ABINGTON, Pa. — Thom Collins likely caught the graduates and guests at the Penn State Abington fall 2016 commencement off guard. They expected a keynote speaker, but Collins is a genuine Philly born and bred Renaissance man: a lifelong Eagles fan who leads of one of the world's top arts and educational institutions, the Barnes Foundation based in Philadelphia.
Collins, the grandson of immigrants and son of a high school teacher, learned the life-changing possibilities of work at a young age. And he illustrated his message for the audience that work can elevate the spirit, alleviate suffering, and eradicate prejudice by drawing on the life of artist Felix Gonzalez-Torres.
"What does the unusual career of an exceptional artist … have to do with me, with my career aspirations, and my larger life ambitions?" Collins said, acknowledging what the hundreds of graduates in the historic Keswick Theater may have been thinking.
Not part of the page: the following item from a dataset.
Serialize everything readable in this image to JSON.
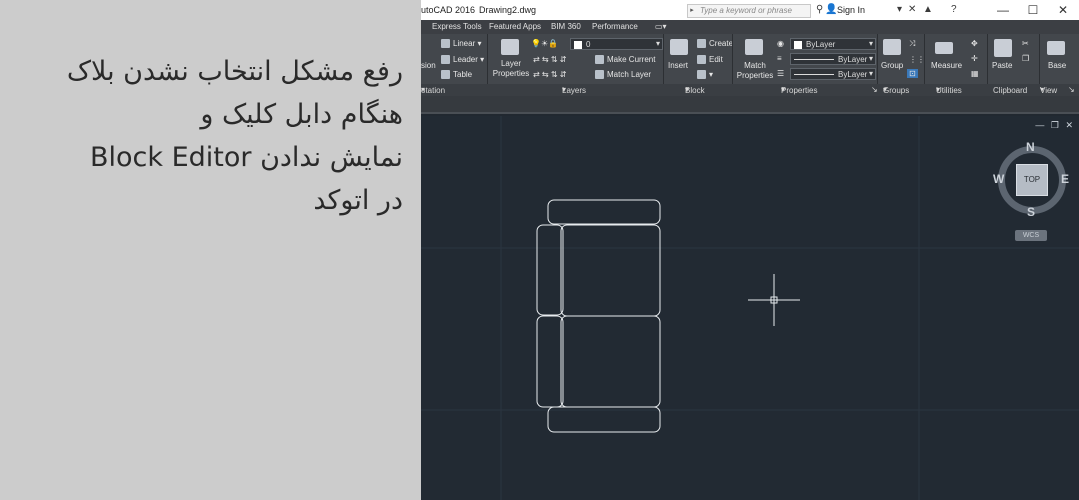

"Felix Gonzalez-Torres ... committed himself to public service, he committed himself to the common good. He was one of the most influential and successful of his generation ... but he was first and foremost a worker who dedicated himself to problem-solving on behalf of his communities and to investigating social, political, and economic ills," he said.